Evidence supporting the multiple clinical benefits of SGLT2 inhibitors and GLP-1 receptor agonists has outpaced their effective implementation in clinical practice, according to the American Heart Association.
An AHA scientific statement, Cardiorenal Protection With the Newer Antidiabetic Agents in Patients With Diabetes and Chronic Kidney Disease, said the antihyperglycaemic agents are typically only initiated by GPs or endocrinologists for their patients with diabetes.
Yet the evidence is clear that they also have a role beyond diabetes.
“Given the well-proven CVD and CKD benefits from these drug classes in RCTs, there is an urgent need to incorporate multidisciplinary care in the identification of high-risk patients who may benefit from these agents.”
The AHA called for multidisciplinary efforts from primary care physicians, cardiologists, nephrologists, endocrinologists, pharmacists, advanced practitioners, and other allied health professionals toward providing targeted therapies for CVD and CKD risk reduction in patients with T2D.

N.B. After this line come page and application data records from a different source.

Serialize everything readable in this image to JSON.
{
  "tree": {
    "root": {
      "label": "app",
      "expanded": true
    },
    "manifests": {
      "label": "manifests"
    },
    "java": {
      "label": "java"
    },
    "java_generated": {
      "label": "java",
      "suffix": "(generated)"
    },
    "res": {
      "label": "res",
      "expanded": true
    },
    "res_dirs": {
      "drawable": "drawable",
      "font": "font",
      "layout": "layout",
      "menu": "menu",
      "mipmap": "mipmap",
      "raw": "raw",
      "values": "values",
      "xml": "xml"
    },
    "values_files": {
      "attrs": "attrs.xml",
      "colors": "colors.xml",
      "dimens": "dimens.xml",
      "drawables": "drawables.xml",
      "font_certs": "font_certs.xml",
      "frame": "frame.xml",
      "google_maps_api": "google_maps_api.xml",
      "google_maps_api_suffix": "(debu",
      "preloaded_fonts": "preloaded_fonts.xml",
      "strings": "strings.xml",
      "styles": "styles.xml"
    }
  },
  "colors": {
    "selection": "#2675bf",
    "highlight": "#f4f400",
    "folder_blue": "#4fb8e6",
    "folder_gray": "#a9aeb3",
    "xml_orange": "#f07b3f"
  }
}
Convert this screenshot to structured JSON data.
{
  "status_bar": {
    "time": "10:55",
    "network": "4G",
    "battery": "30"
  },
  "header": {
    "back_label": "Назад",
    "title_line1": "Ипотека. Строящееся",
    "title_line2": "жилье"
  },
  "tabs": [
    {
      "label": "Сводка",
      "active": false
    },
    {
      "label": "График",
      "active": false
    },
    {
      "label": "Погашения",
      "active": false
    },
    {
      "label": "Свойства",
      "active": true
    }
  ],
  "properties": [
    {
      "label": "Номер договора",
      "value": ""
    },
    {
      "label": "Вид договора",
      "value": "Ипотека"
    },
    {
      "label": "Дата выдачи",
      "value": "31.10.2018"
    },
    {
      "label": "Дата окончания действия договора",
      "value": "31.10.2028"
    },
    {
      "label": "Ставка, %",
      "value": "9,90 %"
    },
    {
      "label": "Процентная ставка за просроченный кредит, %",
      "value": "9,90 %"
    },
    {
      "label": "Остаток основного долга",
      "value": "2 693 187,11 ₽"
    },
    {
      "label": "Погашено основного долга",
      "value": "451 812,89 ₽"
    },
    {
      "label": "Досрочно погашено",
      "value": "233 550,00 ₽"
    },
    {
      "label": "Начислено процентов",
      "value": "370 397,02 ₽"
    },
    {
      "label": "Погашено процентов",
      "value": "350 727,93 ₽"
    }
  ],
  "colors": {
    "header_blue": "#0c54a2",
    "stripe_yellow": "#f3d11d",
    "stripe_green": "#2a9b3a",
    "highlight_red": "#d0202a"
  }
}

As an example of the growing evidence for the agents, the DAPA-CKD trial has recently reported that dapagliflozin significantly reduces the risk of a composite of a sustained decline in the estimated GFR of at least 50%, end-stage kidney disease, or death from renal or cardiovascular causes in patients with chronic kidney disease, regardless of the presence or absence of diabetes.
The RCT, published in the NEJM, comprised more than 4,000 patients from 386 sites across 21 countries randomised to either dapagliflozin (10 mg once daily) or placebo.
The primary composite outcome occurred in 9.2% of the dapagliflozin group compared to 14.5% in the control group (HR 0.61; p<0.001). The event rates for all individual components of the composite outcome also favoured dapagliflozin.
The number of participants who needed to be treated during the trial period to prevent one primary outcome event was 19 (95% CI, 15 to 27).
“Our trial confirms that the kidney protective effects of SGLT2 inhibitors extend to the broader population of persons with chronic kidney disease without type 2 diabetes, for whom ACE inhibitors are the only pharmacologic treatments that have been shown to prevent kidney failure,” the study said.
Commenting on the DAPA-CKD study, Associate Professor Meg Jardine from The George Institute for Global Health, said dapagliflozin’s benefits were shown to include a 44% reduction in the progression of kidney disease, a 29% reduction in hospital admissions for heart failure or deaths from a cardiovascular cause, and a 31% reduction in deaths from any cause.
Associate Professor Jardine, a nephrologist, was a co-investigator on the 2019 CREDENCE trial which found that canagliflozin reduced the progression of kidney disease, reduced cardiovascular events and reduced heart failure events in people with diabetic kidney disease.
“A key feature of the DAPA-CKD trial was that it involved people with and without diabetes, and the benefits appear to apply equally to both groups. The DAPA-CKD trial now shows those benefits extend to people with kidney disease who don’t have diabetes,” she said.
“These results herald an exciting new therapeutic option for people with chronic kidney disease.”
The AHA said multispecialty care models were required to help integrate these evidence based therapies into clinical care. Practical issues to encourage their safe and effective use included:
- Identification of at-risk patients
- Selection of appropriate therapy
- Adjustment of concomitant therapies and deprescribing
- Patient counselling
- Longitudinal clinical follow-up.